PROBLEM DETAILS: Starting at the top line and ending at the bottom one, repeat the entries exactly and drop every picture.
DATA Start Marker
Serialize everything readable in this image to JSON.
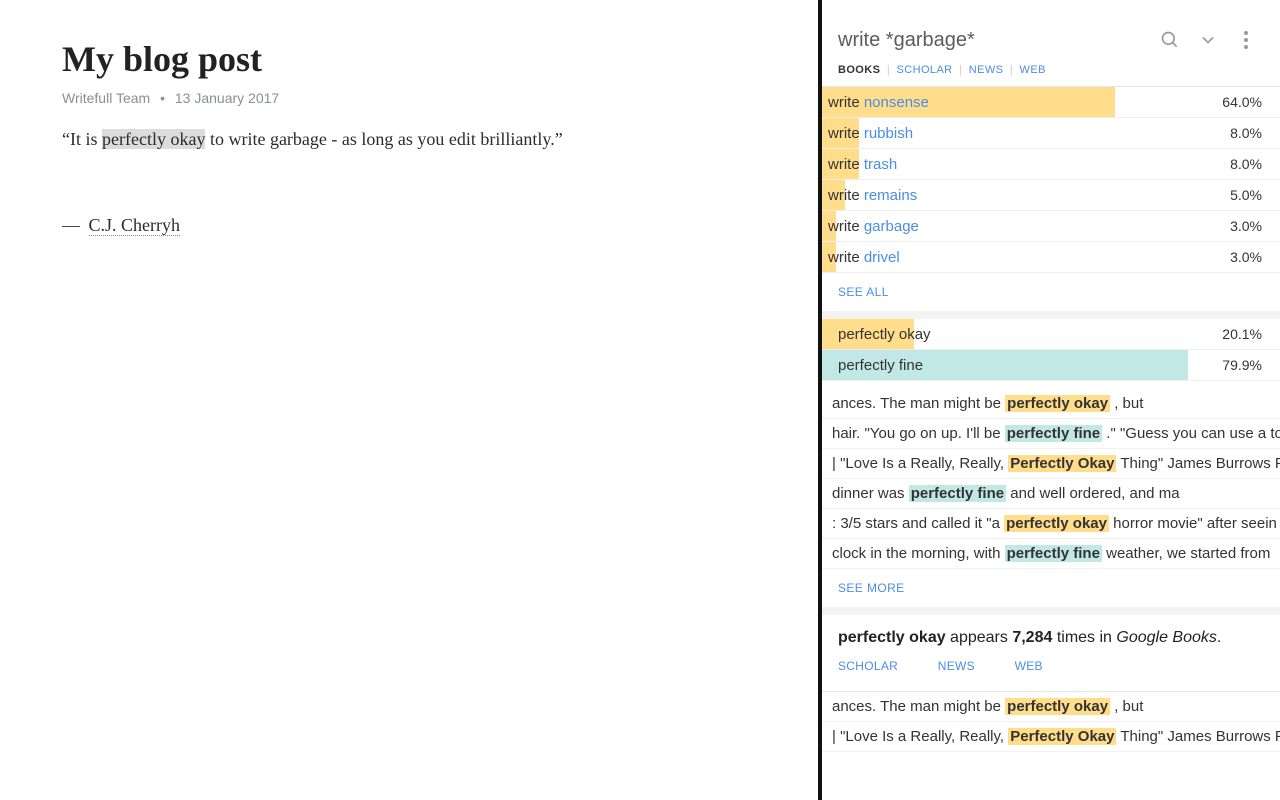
{
  "editor": {
    "title": "My blog post",
    "author": "Writefull Team",
    "date": "13 January 2017",
    "quote_pre": "“It is ",
    "quote_highlight": "perfectly okay",
    "quote_post": " to write garbage - as long as you edit brilliantly.”",
    "attribution_dash": "—",
    "attribution_name": "C.J. Cherryh"
  },
  "panel": {
    "search_value": "write *garbage*",
    "tabs": {
      "books": "BOOKS",
      "scholar": "SCHOLAR",
      "news": "NEWS",
      "web": "WEB"
    },
    "synonyms": [
      {
        "prefix": "write ",
        "word": "nonsense",
        "pct": "64.0%",
        "bar": 64
      },
      {
        "prefix": "write ",
        "word": "rubbish",
        "pct": "8.0%",
        "bar": 8
      },
      {
        "prefix": "write ",
        "word": "trash",
        "pct": "8.0%",
        "bar": 8
      },
      {
        "prefix": "write ",
        "word": "remains",
        "pct": "5.0%",
        "bar": 5
      },
      {
        "prefix": "write ",
        "word": "garbage",
        "pct": "3.0%",
        "bar": 3
      },
      {
        "prefix": "write ",
        "word": "drivel",
        "pct": "3.0%",
        "bar": 3
      }
    ],
    "see_all": "SEE ALL",
    "compare": [
      {
        "label": "perfectly okay",
        "pct": "20.1%",
        "bar": 20.1,
        "color": "gold"
      },
      {
        "label": "perfectly fine",
        "pct": "79.9%",
        "bar": 79.9,
        "color": "teal"
      }
    ],
    "examples": [
      {
        "pre": "ances. The man might be ",
        "hl": "perfectly okay",
        "post": " , but",
        "color": "gold"
      },
      {
        "pre": "hair. \"You go on up. I'll be ",
        "hl": "perfectly fine",
        "post": " .\" \"Guess you can use a to",
        "color": "teal"
      },
      {
        "pre": "| \"Love Is a Really, Really, ",
        "hl": "Perfectly Okay",
        "post": " Thing\" James Burrows Ph",
        "color": "gold"
      },
      {
        "pre": "dinner was ",
        "hl": "perfectly fine",
        "post": " and well ordered, and ma",
        "color": "teal"
      },
      {
        "pre": ": 3/5 stars and called it \"a ",
        "hl": "perfectly okay",
        "post": " horror movie\" after seein",
        "color": "gold"
      },
      {
        "pre": "clock in the morning, with ",
        "hl": "perfectly fine",
        "post": " weather, we started from",
        "color": "teal"
      }
    ],
    "see_more": "SEE MORE",
    "frequency": {
      "phrase": "perfectly okay",
      "verb": " appears ",
      "count": "7,284",
      "suffix": " times in ",
      "source": "Google Books",
      "period": "."
    },
    "freq_links": {
      "scholar": "SCHOLAR",
      "news": "NEWS",
      "web": "WEB"
    },
    "bottom_examples": [
      {
        "pre": "ances. The man might be ",
        "hl": "perfectly okay",
        "post": " , but",
        "color": "gold"
      },
      {
        "pre": "| \"Love Is a Really, Really, ",
        "hl": "Perfectly Okay",
        "post": " Thing\" James Burrows Ph",
        "color": "gold"
      }
    ]
  }
}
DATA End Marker
RESULT:
Serialize everything readable in this image to JSON.
{
  "editor": {
    "title": "My blog post",
    "author": "Writefull Team",
    "date": "13 January 2017",
    "quote_pre": "“It is ",
    "quote_highlight": "perfectly okay",
    "quote_post": " to write garbage - as long as you edit brilliantly.”",
    "attribution_dash": "—",
    "attribution_name": "C.J. Cherryh"
  },
  "panel": {
    "search_value": "write *garbage*",
    "tabs": {
      "books": "BOOKS",
      "scholar": "SCHOLAR",
      "news": "NEWS",
      "web": "WEB"
    },
    "synonyms": [
      {
        "prefix": "write ",
        "word": "nonsense",
        "pct": "64.0%",
        "bar": 64
      },
      {
        "prefix": "write ",
        "word": "rubbish",
        "pct": "8.0%",
        "bar": 8
      },
      {
        "prefix": "write ",
        "word": "trash",
        "pct": "8.0%",
        "bar": 8
      },
      {
        "prefix": "write ",
        "word": "remains",
        "pct": "5.0%",
        "bar": 5
      },
      {
        "prefix": "write ",
        "word": "garbage",
        "pct": "3.0%",
        "bar": 3
      },
      {
        "prefix": "write ",
        "word": "drivel",
        "pct": "3.0%",
        "bar": 3
      }
    ],
    "see_all": "SEE ALL",
    "compare": [
      {
        "label": "perfectly okay",
        "pct": "20.1%",
        "bar": 20.1,
        "color": "gold"
      },
      {
        "label": "perfectly fine",
        "pct": "79.9%",
        "bar": 79.9,
        "color": "teal"
      }
    ],
    "examples": [
      {
        "pre": "ances. The man might be ",
        "hl": "perfectly okay",
        "post": " , but",
        "color": "gold"
      },
      {
        "pre": "hair. \"You go on up. I'll be ",
        "hl": "perfectly fine",
        "post": " .\" \"Guess you can use a to",
        "color": "teal"
      },
      {
        "pre": "| \"Love Is a Really, Really, ",
        "hl": "Perfectly Okay",
        "post": " Thing\" James Burrows Ph",
        "color": "gold"
      },
      {
        "pre": "dinner was ",
        "hl": "perfectly fine",
        "post": " and well ordered, and ma",
        "color": "teal"
      },
      {
        "pre": ": 3/5 stars and called it \"a ",
        "hl": "perfectly okay",
        "post": " horror movie\" after seein",
        "color": "gold"
      },
      {
        "pre": "clock in the morning, with ",
        "hl": "perfectly fine",
        "post": " weather, we started from",
        "color": "teal"
      }
    ],
    "see_more": "SEE MORE",
    "frequency": {
      "phrase": "perfectly okay",
      "verb": " appears ",
      "count": "7,284",
      "suffix": " times in ",
      "source": "Google Books",
      "period": "."
    },
    "freq_links": {
      "scholar": "SCHOLAR",
      "news": "NEWS",
      "web": "WEB"
    },
    "bottom_examples": [
      {
        "pre": "ances. The man might be ",
        "hl": "perfectly okay",
        "post": " , but",
        "color": "gold"
      },
      {
        "pre": "| \"Love Is a Really, Really, ",
        "hl": "Perfectly Okay",
        "post": " Thing\" James Burrows Ph",
        "color": "gold"
      }
    ]
  }
}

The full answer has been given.